The BigLaw Billables, Blow-Your-Mind Blues
July 17, 2012
Help! I'm a mid-level litigation associate at a BigLaw firm and am basically losing my mind.
While I knew exactly what to expect hours-wise when I got into this, I didn't expect that working these kinds of hours would reduce me to a constantly sick, cranky, mess with absolutely no social life.
There's nothing wrong with the firm I'm working for, per se. If anything everyone here is pretty nice. But I just don't think I'm cut out to be billing 2100 hours a year.
Are the hours really any more humane at smaller firms in the city? And how do you find these types of jobs anyway? I get constant calls from recruiters, but all the ones I've spoken to are talking up the same three jobs, all at smaller white-collar defense firms known for even worse hours than the firm I'm at already.
Any suggestions on how to go about finding a recruiter and that true "lifestyle" firm job? Thanks!
Oh boy, do I know a lot of people who would like to be in your position right now. Yes, 2100 hours is a healthy number of hours to be billing but I must say to you that it does sound as if your firm, or at least your department, is quite busy. On top of that, I would guess that you are a well-respected associate who is in good stead with the partners and when the assignments are handed out, you are at the top of the list. In this rough job market and economy, one where it isn't a surprise when a law firm suddenly shutters its doors, you seem to be in a very good position.
Now, that isn't to say that you don't have a reason to be losing your mind, as you put it, and to want a different kind of law practice. As you have told us, you don't feel that you are type of person who wants to deal with a practice that requires 2100 billable hours. A practice with 1800 billable hours would certainly give you a much more relaxed lifestyle, no question about it.
But with an 1800 hour practice comes some other realities that you need to be aware of, although I suspect you are already aware of this. The compensation probably will be less than what you are currently earning. My experience has been that the smaller "lifestyle" firms pay considerably less than the BigLaw firms where the associates are billing longer hours. This is something that you need to be prepared to accept.
Sometimes the partnership track is not as visible at the smaller firms. The partner ranks are far and few between and it is a long and lengthy track to make partner. But it does happen. BTW, it isn't so swell at the larger firms either so this really needn't be a major consideration. Just something to think about.
The most important thing to remember is that you are a litigator. You may join a firm is that is relaxed and doesn't expect you to work after 7 p.m. and never expects you to work on weekends but on the rare occasion when something doesn't settle and it does go to trial, things change and suddenly you might be expected to take on big firm hours. This is the life of a litigator.
I am not surprised that the calls you are receiving from recruiters are all about the same three white-collar defense firms. So, tell those folks at the beginning of the call that if they are recruiting you for that position, you are not interested and save yourself the five-minute pitch. But think about all of the headhunters you have spoken with over the years and pick out one that you felt you liked. Call him or her up and ask to have a meeting.
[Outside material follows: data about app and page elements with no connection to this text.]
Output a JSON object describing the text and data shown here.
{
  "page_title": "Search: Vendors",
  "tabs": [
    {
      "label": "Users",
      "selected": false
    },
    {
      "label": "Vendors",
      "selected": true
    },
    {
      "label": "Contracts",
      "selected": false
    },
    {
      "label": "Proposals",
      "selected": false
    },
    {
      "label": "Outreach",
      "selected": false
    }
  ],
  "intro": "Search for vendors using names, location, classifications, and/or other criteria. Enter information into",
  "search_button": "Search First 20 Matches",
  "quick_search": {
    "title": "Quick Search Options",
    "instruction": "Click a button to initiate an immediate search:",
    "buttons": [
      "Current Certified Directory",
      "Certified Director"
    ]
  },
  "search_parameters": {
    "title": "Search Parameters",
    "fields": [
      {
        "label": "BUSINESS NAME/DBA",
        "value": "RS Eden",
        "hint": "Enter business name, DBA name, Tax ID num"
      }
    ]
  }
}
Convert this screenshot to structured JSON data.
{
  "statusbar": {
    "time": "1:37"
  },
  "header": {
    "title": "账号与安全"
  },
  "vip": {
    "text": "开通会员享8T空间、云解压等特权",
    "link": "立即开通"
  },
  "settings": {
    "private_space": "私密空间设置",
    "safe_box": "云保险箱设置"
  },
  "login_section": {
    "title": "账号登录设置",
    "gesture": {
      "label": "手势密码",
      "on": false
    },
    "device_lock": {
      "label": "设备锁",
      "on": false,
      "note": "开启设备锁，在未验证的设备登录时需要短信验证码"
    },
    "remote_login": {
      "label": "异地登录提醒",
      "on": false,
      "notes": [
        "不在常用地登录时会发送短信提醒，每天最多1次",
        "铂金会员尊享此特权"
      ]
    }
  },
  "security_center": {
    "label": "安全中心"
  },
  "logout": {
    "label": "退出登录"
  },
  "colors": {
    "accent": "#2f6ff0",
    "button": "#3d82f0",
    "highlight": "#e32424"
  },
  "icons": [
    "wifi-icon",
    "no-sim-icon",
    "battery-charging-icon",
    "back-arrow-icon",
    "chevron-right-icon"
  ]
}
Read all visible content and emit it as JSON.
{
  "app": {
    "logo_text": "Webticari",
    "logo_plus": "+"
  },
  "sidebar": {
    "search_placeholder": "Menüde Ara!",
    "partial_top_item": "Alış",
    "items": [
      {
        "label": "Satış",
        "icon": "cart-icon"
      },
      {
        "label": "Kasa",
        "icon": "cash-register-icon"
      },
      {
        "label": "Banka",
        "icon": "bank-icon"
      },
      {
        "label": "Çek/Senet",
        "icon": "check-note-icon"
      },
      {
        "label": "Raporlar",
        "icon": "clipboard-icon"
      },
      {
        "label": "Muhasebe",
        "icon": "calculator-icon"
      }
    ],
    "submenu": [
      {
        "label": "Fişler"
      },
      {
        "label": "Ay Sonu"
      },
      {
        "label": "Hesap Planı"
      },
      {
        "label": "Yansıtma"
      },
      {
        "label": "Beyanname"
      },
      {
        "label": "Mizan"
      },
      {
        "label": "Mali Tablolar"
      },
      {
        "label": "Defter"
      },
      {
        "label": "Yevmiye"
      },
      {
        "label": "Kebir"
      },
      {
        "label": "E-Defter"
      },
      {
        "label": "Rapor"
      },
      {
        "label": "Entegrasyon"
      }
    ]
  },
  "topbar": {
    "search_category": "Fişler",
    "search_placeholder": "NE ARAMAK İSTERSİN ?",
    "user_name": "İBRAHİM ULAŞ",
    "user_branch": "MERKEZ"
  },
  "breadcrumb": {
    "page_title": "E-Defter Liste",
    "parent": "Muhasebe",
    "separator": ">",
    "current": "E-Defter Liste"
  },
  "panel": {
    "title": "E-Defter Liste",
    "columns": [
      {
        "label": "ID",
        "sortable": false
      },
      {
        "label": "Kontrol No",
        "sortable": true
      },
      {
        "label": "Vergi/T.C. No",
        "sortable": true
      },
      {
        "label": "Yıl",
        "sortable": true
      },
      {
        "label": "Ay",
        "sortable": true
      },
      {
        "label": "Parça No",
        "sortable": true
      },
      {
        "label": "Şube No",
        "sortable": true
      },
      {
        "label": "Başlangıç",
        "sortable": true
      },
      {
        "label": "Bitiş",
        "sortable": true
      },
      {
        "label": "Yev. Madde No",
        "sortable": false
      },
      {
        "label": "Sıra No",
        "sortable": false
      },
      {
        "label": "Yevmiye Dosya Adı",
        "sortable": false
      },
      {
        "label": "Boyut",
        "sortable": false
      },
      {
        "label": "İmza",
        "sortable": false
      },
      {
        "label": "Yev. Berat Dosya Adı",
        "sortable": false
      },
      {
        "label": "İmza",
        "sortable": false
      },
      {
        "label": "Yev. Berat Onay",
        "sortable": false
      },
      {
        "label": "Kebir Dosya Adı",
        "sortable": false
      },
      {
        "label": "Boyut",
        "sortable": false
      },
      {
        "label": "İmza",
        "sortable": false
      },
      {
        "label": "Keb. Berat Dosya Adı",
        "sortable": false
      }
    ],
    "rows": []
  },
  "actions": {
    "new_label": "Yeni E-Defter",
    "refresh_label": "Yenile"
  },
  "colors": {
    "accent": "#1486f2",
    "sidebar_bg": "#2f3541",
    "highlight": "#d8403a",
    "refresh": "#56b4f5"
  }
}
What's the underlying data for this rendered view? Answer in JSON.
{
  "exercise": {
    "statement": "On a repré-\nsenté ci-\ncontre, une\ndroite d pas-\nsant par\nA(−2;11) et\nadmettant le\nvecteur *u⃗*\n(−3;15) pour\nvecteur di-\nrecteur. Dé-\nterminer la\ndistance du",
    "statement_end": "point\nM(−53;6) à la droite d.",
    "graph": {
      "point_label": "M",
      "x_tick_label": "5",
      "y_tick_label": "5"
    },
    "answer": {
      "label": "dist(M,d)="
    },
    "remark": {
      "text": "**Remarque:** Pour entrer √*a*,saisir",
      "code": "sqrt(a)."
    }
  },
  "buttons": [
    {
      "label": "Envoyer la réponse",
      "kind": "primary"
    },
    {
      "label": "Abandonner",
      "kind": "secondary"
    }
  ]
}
During that meeting explain that you are not actively on the market and under no circumstances do you want your resume to be submitted to firms without your express prior consent. However, you would like him/her to start doing some research on smaller practices with a full service litigation department (not white collar defense firms) that offer somewhat of a lifestyle change from what you are currently experiencing. Tell him/her that you are looking for a firm that requires around 1800 billable hours per year. That should help to put a good focus on where the headhunter begins his/her search for you.
If this recruiter starts calling you with firms that do not fit the type of opportunity you are seeking, tell him/her that you no longer want his/her services and go to the next search firm on your list. Soon you will find the right recruiter who will understand exactly what you are looking for and hopefully an opportunity will present itself in the near future.
In the meantime, hang in there. You are employed and well-respected at your firm. This is so important for when that great interview comes up at the right firm for you. The last thing you want to have happen is to be unemployed and going out to interview for a job that everyone else also wants.
I know you are going nuts working these long hours but believe it or not, your BigLaw firm is one of the humane ones! I know so many associates at BigLaw firms who are subjected to 2400, 2600 or more billable hours. It's rough right now for you but stay calm. Start your confidential search with a headhunter who you can trust and you will find what you are seeking. Best wishes!
Ann M. Israel